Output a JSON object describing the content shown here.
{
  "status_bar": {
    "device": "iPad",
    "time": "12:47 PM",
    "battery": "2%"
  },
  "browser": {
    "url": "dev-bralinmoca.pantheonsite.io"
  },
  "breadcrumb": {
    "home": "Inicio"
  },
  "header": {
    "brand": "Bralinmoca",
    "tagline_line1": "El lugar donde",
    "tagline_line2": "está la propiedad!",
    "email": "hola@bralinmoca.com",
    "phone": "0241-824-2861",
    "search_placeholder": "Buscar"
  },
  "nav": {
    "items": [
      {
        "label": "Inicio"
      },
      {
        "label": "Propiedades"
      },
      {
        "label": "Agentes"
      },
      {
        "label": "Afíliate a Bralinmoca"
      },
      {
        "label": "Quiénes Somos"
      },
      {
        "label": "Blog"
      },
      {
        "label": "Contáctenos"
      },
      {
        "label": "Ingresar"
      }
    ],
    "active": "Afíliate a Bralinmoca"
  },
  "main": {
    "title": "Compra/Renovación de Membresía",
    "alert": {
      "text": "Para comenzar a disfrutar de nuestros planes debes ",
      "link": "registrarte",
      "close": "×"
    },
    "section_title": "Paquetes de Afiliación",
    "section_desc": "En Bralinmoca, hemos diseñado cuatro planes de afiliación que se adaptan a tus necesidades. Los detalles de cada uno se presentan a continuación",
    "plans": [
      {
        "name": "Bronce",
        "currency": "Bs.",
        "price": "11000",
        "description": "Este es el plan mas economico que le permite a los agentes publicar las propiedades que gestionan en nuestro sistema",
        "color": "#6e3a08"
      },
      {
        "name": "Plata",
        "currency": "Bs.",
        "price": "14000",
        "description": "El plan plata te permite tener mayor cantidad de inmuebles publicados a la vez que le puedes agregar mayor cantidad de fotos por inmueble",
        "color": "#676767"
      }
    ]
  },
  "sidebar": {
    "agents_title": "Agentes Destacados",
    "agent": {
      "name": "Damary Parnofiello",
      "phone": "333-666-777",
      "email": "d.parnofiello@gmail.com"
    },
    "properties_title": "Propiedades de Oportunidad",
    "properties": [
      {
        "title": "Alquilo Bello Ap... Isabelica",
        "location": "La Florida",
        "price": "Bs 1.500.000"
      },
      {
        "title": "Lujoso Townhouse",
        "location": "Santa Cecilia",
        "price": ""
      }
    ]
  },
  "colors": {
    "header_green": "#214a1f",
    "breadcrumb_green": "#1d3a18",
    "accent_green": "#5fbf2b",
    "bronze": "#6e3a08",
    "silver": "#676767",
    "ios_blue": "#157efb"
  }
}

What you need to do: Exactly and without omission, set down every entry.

Task response:
Output a JSON object describing the content shown here.
{
  "status_bar": {
    "device": "iPad",
    "time": "12:47 PM",
    "battery": "2%"
  },
  "browser": {
    "url": "dev-bralinmoca.pantheonsite.io"
  },
  "breadcrumb": {
    "home": "Inicio"
  },
  "header": {
    "brand": "Bralinmoca",
    "tagline_line1": "El lugar donde",
    "tagline_line2": "está la propiedad!",
    "email": "hola@bralinmoca.com",
    "phone": "0241-824-2861",
    "search_placeholder": "Buscar"
  },
  "nav": {
    "items": [
      {
        "label": "Inicio"
      },
      {
        "label": "Propiedades"
      },
      {
        "label": "Agentes"
      },
      {
        "label": "Afíliate a Bralinmoca"
      },
      {
        "label": "Quiénes Somos"
      },
      {
        "label": "Blog"
      },
      {
        "label": "Contáctenos"
      },
      {
        "label": "Ingresar"
      }
    ],
    "active": "Afíliate a Bralinmoca"
  },
  "main": {
    "title": "Compra/Renovación de Membresía",
    "alert": {
      "text": "Para comenzar a disfrutar de nuestros planes debes ",
      "link": "registrarte",
      "close": "×"
    },
    "section_title": "Paquetes de Afiliación",
    "section_desc": "En Bralinmoca, hemos diseñado cuatro planes de afiliación que se adaptan a tus necesidades. Los detalles de cada uno se presentan a continuación",
    "plans": [
      {
        "name": "Bronce",
        "currency": "Bs.",
        "price": "11000",
        "description": "Este es el plan mas economico que le permite a los agentes publicar las propiedades que gestionan en nuestro sistema",
        "color": "#6e3a08"
      },
      {
        "name": "Plata",
        "currency": "Bs.",
        "price": "14000",
        "description": "El plan plata te permite tener mayor cantidad de inmuebles publicados a la vez que le puedes agregar mayor cantidad de fotos por inmueble",
        "color": "#676767"
      }
    ]
  },
  "sidebar": {
    "agents_title": "Agentes Destacados",
    "agent": {
      "name": "Damary Parnofiello",
      "phone": "333-666-777",
      "email": "d.parnofiello@gmail.com"
    },
    "properties_title": "Propiedades de Oportunidad",
    "properties": [
      {
        "title": "Alquilo Bello Ap... Isabelica",
        "location": "La Florida",
        "price": "Bs 1.500.000"
      },
      {
        "title": "Lujoso Townhouse",
        "location": "Santa Cecilia",
        "price": ""
      }
    ]
  },
  "colors": {
    "header_green": "#214a1f",
    "breadcrumb_green": "#1d3a18",
    "accent_green": "#5fbf2b",
    "bronze": "#6e3a08",
    "silver": "#676767",
    "ios_blue": "#157efb"
  }
}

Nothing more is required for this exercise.